It weighs in at three large volumes and holds over 2400 pages of material.

And most importantly, it sheds new light on the history of Christianity in Europe in an important stage of its existence.  It, unlike so many of the other volumes that make the claim, actually is must reading.

Last Call…

Biblioblogdom explained

I’m hosting the May Biblioblog Carnival (posting June 1).  Please send in your recommendations in the fields of Hebrew Bible/ Old Testament, New Testament, Books, and Miscellaneous stuff (like archaeology and Scrolls stuff and the like).

It will be a Carnival like no other.  A Carnival whose time has come.  A Carnival to rival all Carnivals!  A Carnival where the good are lauded and the bad are denounced.  A Carnival naming names and pointing fingers.

Put on your seatbelt!  It’s Coming to Town and we’re Going to Town in it!

On Avoiding Entanglements with Sinners
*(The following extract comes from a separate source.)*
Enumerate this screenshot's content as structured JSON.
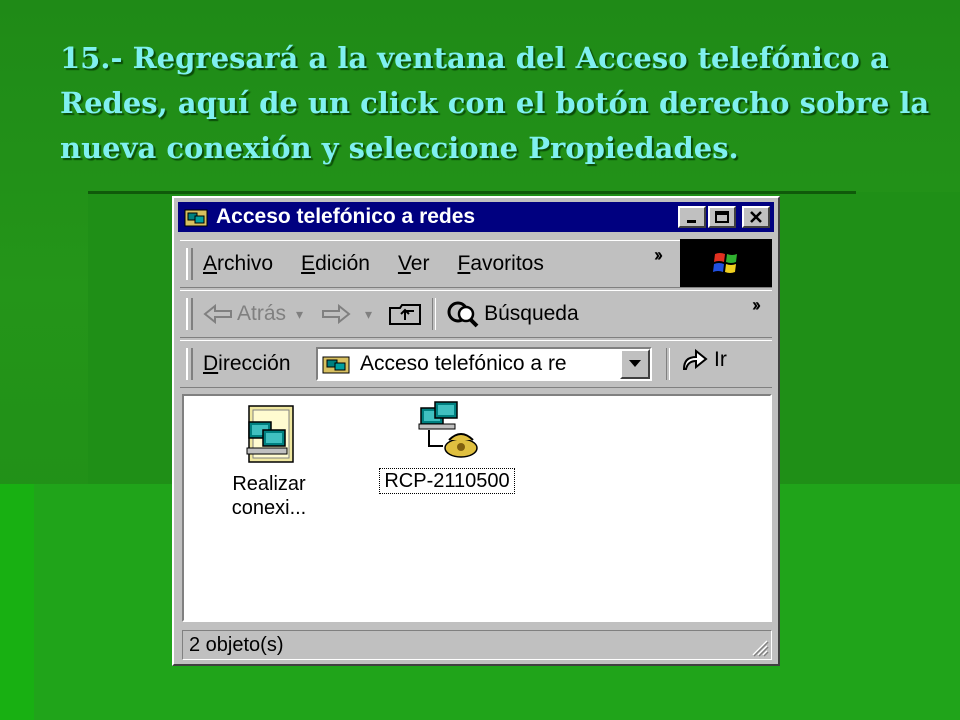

Who feels sorry for a snake-charmer bitten by a snake, or for those who take risks with savage animals? – just so for one who consorts with a sinner, and becomes an accomplice in his sins. He will stay with you for a while, but if you once give way he will press his advantage. An enemy may have sweetness on his lips, and in his heart a scheme to throw you into the ditch. An enemy may have tears in his eyes, but if he gets a chance there can never be too much blood for him.  If you meet with misfortune, you will find him there before you, and, pretending to help you, he will trip you up.  He will wag his head and clap his hands, he will whisper a lot and his expression will change.  (Sir. 12:13-18)
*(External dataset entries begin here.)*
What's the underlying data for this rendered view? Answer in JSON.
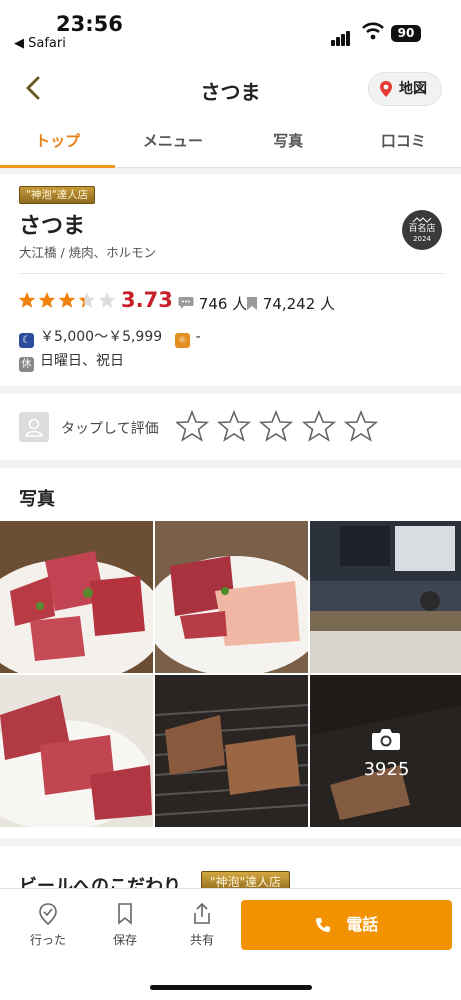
{
  "status_bar": {
    "time": "23:56",
    "back_app": "◀ Safari",
    "battery": "90"
  },
  "nav": {
    "title": "さつま",
    "map_label": "地図"
  },
  "tabs": [
    {
      "label": "トップ",
      "active": true
    },
    {
      "label": "メニュー",
      "active": false
    },
    {
      "label": "写真",
      "active": false
    },
    {
      "label": "口コミ",
      "active": false
    }
  ],
  "restaurant": {
    "badge": "\"神泡\"達人店",
    "name": "さつま",
    "area": "大江橋 / 焼肉、ホルモン",
    "hyakumeiten": {
      "label": "百名店",
      "year": "2024"
    },
    "rating": 3.73,
    "rating_text": "3.73",
    "review_count": "746 人",
    "save_count": "74,242 人",
    "dinner_price": "￥5,000～￥5,999",
    "lunch_price": "-",
    "holidays": "日曜日、祝日",
    "holiday_icon": "休"
  },
  "rate_prompt": {
    "label": "タップして評価",
    "stars": 5
  },
  "photos": {
    "title": "写真",
    "count": "3925"
  },
  "beer": {
    "title": "ビールへのこだわり",
    "badge": "\"神泡\"達人店"
  },
  "bottom_bar": {
    "visited": "行った",
    "save": "保存",
    "share": "共有",
    "call": "電話"
  },
  "colors": {
    "accent": "#f39200",
    "tab_active": "#e8821a",
    "score": "#c7202b",
    "star": "#f0820f"
  }
}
A Prayer for Congress

Arise, O Lord!
O God, lift up Your hand!
Do not forget the humble.
Why do the wicked renounce God?
He has said in his heart,
“You will not require an account.”

But You have seen, for You observe trouble and grief,
To repay it by Your hand.
The helpless commits himself to You;
You are the helper of the fatherless.
Break the arm of the wicked and the evil man;
Seek out the wicked, until there are none to be found. — Ps 10

Truth in Art

Cette caricature calviniste contre l’Eglise romaine, l’une des plus fameuses, répond parfaitement au principe qui veut que l’image parle à tous, surtout à ceux qui ne maîtrisent pas la lecture, et que le sens s’impose à chacun indépendamment du texte. L’exemple est tout à fait probant ici, le texte étant en hollandais. Nous n’en comprenons pas moins ce qui se joue: le triomphe de la Parole de Dieu (et des réformateurs qui la prônent) sur l’Eglise catholique et ses pompes.⠀

Deux groupes d’hommes se font face dans une vaste salle. Le centre est occupé par une balance à plateaux, dont l’un, chargé d’un unique volume, vient jusqu’à terre, du côté d’hommes vêtus simplement. Ils sont calmes. On comprend immédiatement qu’il s’agit des réformateurs et on reconnaît d’ailleurs parmi eux Calvin de profil, discutant posément avec un individu un peu rond, qui pourrait figurer Luther. Tout à fait à leur gauche, mis en valeur et un peu isolé, est sans doute Théodore de Bèze, observant la scène les mains jointes. Il semble avoir provoqué la scène dont nous sommes témoins. Le gros livre dans la Balance est évidemment la Bible, symbolisant la Parole de Dieu et se passant de tout adjuvant pour assurer sa victoire.⠀

Leurs vis-à-vis revêtus d’habits sacerdotaux catholiques hésitent entre la stupeur et l’agitation. On distingue parmi eux un évêque, des cardinaux entourant le pape coiffé de sa tiare et assis sous un dais, un personnage à côté de l’évêque, peut-être le grand adversaire de Bèze au début du XVIIe siècle, Saint François de Sales, et des religieux. Tous contemplent le plateau chargé des symboles de l’Eglise catholique (les clés de Saint-Pierre, la tiare pontificale, un gros volume renvoyant soit aux Pères de l’Eglise soit à la Somme théologique de Thomas d’Aquin et deux religieux dont l’un est agrippé aux chaînes retenant le plateau), impuissants à faire pencher le fléau de leur côté. ⠀

VAN BEUSECOM, Martinus, XVIIe siècle (?)⠀ ©Musée historique de la Réformation, Genève. Exposé au MIR, salle de la Polémique⠀

Against those who Think Doctrine Outmoded-

As the Lord of the Church, Jesus Christ was Himself a Teacher, so also His disciples carry on a teaching ministry. We cannot think of the Christian Church without teaching, any more than we can think of a circle without a centre; teaching and “doctrine” belong to its very nature. — Emil Brunner